When the kids were younger we had a lot of fun making a few different seasons posters so I thought I would explain how we set them up. They were easy, low mess, and a great activity for little kids. I’ve also put together a set of printables that you can use to recreate our poster below, if you want a really quick and easy activity!
We started with a large piece of card (usually A3 size). If you don’t have A3 card you could use four separate pieces of A4 and just stick them all together. If you are using four A4 sheets of cards, you might want to make each piece a different colour: possibly green for summer, orange for autumn, pink for spring and pale blue for winter. We folded our A3 card into 4 sections.
As the point of our season poster is to show that seasons aree cyclical and continuous, I wanted to have a circular feel to them. See the photo below for how we folded the card.

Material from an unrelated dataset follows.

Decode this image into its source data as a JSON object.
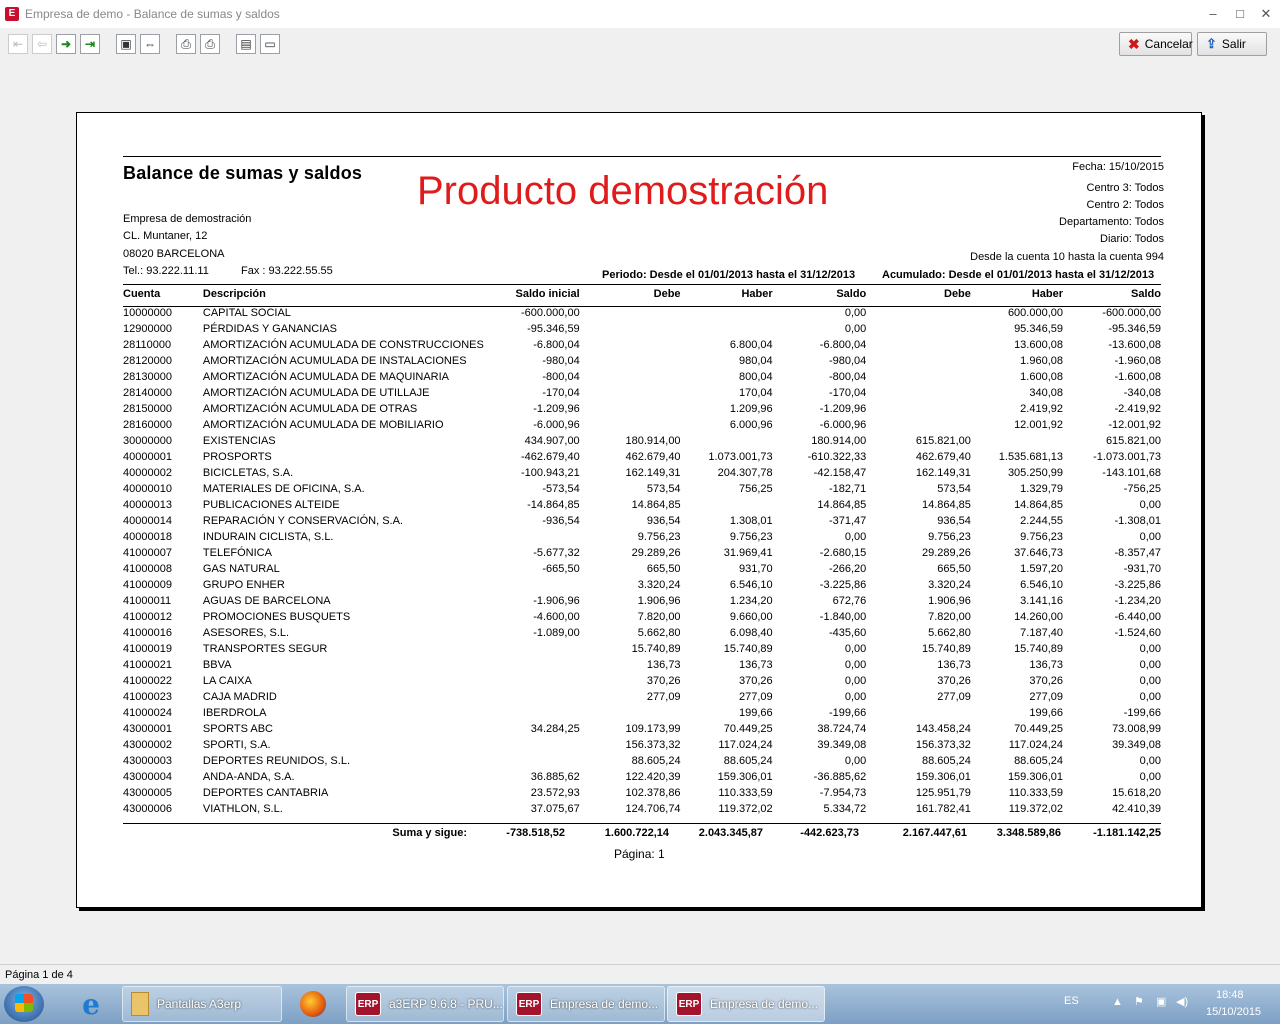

Folding the A3 card
Start by either sticking down our four seasons poster labels or writing them onto the card and drawing in arrows to show the way the seasons move. Our printout also has sets of different-sized arrows which you can use instead of drawing in your own.
Adding the season labels and arrows
We added in seasonal trees. You could draw in your own tree or use the trees on our Four Seasons Posters, which we used to create the poster pictured. I really like this idea of the image of the tree because it is an obvious indicator of changing with the seasons. Discuss with the children how in spring it is covered in blossoms, in summer it is leafy and green, in autumn the leaves change colour and begin to fall, and in winter the tree is bare.
Seasonal trees added to the poster
Have fun and encourage the kids to use their imagination creating the poster. There are so many different ways you can create and place the labels. One year my kids turned the tree into a flap; as you lifted up the tree flap, they had written the name of the season underneath.
My kids would cut out images that they felt represented the different seasons and stick them in the correct place. You could give them magazines to leaf through for images, or use our Four Seasons Posters (which we used) or the four seasons cutting shapes that you will find here:
Building the section for autumn
We tended to do one season at at time but as long as the kids are having fun and engaged I really let them do what they wanted.
About to add more seasons to the poster
If you don’t mind letting the kids loose with glitter they could always add some coloured glitter to represent snow or spring blossoms. In addition to images, you could talk about the colours of each season and find scraps of paper and fabric to add to the poster.
The end result will be a colourful, fun season poster which you can hang up in your home and revisit each time the season begins to change.
Our completed poster
This is a guest post from Shelly. Shelly is a home educating parent of two children aged 10 and 12. She blogs at ofamily learning together where she shares ideas on the different learning activities that they do including lots of hand-on maths, arts and crafts and anything else that is part of their home educating lifestyle.
You can find more guest posts by Shelly, and a list of all our guest posts, here.